The third point highlighted by Morales relates to bilateral relations with the United States. The U.S. government, through the U.S. Agency for International Development (USAID) currently operates an Office of Transition Initiatives (OTI) in Bolivia. (OTI offices are usually designed to help enable Washington-favored regime change; the only other one in Latin America is in Venezuela.) The Bolivian government has accused the United States of using USAID money to build opposition to the new government and its political party, the MAS, something the U.S. had done in the past. According to the Associated Press, “A declassified 2002 cable from the U.S. Embassy in La Paz described a USAID-sponsored ‘political party reform project’ to ‘help build moderate, pro-democracy political parties that can serve as a counterweight to the radical MAS or its successors.’”
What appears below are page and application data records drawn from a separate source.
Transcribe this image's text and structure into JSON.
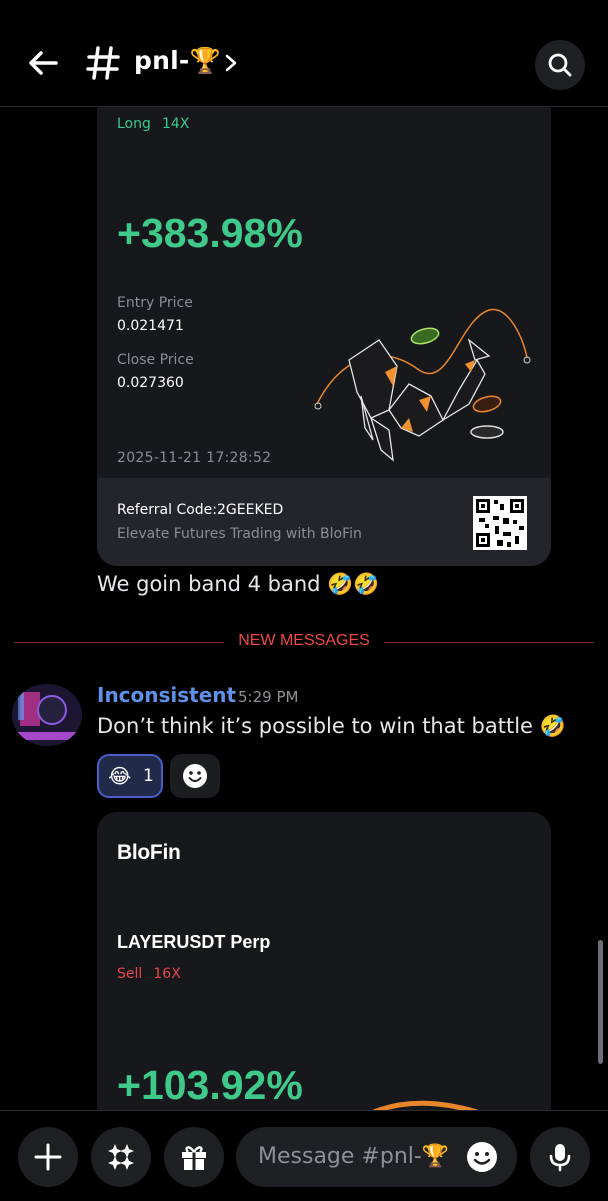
{
  "header": {
    "channel_name": "pnl-",
    "channel_emoji": "🏆"
  },
  "card1": {
    "direction": "Long",
    "leverage": "14X",
    "pnl": "+383.98%",
    "entry_label": "Entry Price",
    "entry_value": "0.021471",
    "close_label": "Close Price",
    "close_value": "0.027360",
    "timestamp": "2025-11-21 17:28:52",
    "referral": "Referral Code:2GEEKED",
    "tagline": "Elevate Futures Trading with BloFin"
  },
  "message1": {
    "text": "We goin band 4 band",
    "emoji": "🤣🤣"
  },
  "divider": {
    "label": "NEW MESSAGES"
  },
  "message2": {
    "author": "Inconsistent",
    "time": "5:29 PM",
    "text": "Don’t think it’s possible to win that battle",
    "emoji": "🤣",
    "reaction_emoji": "😂",
    "reaction_count": "1"
  },
  "card2": {
    "brand": "BloFin",
    "pair": "LAYERUSDT Perp",
    "direction": "Sell",
    "leverage": "16X",
    "pnl": "+103.92%"
  },
  "composer": {
    "placeholder": "Message #pnl-",
    "placeholder_emoji": "🏆"
  },
  "colors": {
    "green": "#3fc98a",
    "red_sell": "#e5484d",
    "author_blue": "#5d92e8",
    "new_messages_red": "#f04747"
  }
}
But Evo’s main argument was regarding the former president, Gonzalo Sanchez de Lozada, commonly known as Goni. During the “gas wars” of 2003, troops fired on protesters, killing 67 and wounding over 300 people. Days later, Goni abdicated the presidency and flew to Washington, DC, where he now resides. The Bolivian Supreme Court is seeking extradition of Goni, and two of his former ministers, not for revenge, according to Evo, but “so that they can be held accountable for their crimes by standing trial in Bolivia.”

While it seems unlikely that the United States would consent to the extradition, considering their lack of cooperation with the Venezuelan government’s request for the extradition of terrorist Luis Posada Carriles, the recent agreement of the Chilean government to extradite former Peruvian president Alberto Fujimori to face trial in Peru does set a precedent that will be hard for the United States to ignore. The Maryknoll Office for Global Concerns has worked to educate the public about this issue, and the Center for Constitutional Rights just announced a new major lawsuit against Goni and former Minister of Defense Jose Carlos Sánchez Berzaín for compensatory and punitive damages under the Alien Tort Statute (ATS) and the Torture Victim Protection Act (TVPA) on behalf of families of the victims.

After decades of politicians who robbed the country’s coffers and left the people in poverty and despair, Bolivia now has a leader who is known to be honest, sincere and trustworthy. Bolivia also has a leader who inspires hope in the Indigenous population. This hope is now embodied, worldwide, in the Declaration of the Rights of Indigenous Peoples, a brand-new declaration approved in the United Nations this September, after a 25-year struggle. At the grassroots meeting with Morales, Tonya Gonella Frichner, President and Founder of the American Indian Law Alliance, highlighted Bolivia’s helpful role in the passage of the declaration, and both she and Morales agreed that “the next step is ensuring that the declaration is implemented.”

Morales, anxious to apply Indigenous wisdom to solve the global climate crisis, is calling for the United Nations to convene a world indigenous forum to “foster a new approach to economic relations based on an appreciation of natural resources and not their exploitation.”

The world has much to learn from the sustainable lifestyles of Indigenous people and from the grassroots movement that has come to power in Bolivia. At a time when our planet is crying out for leadership with vision and integrity, Evo Morales and the Bolivian example should give hope to us all.

Deborah James is the Director of International Programs at the Center for Economic and Policy Research. Medea Benjamin is a Co-Founder of Global Exchange and CodePink: Women for Peace.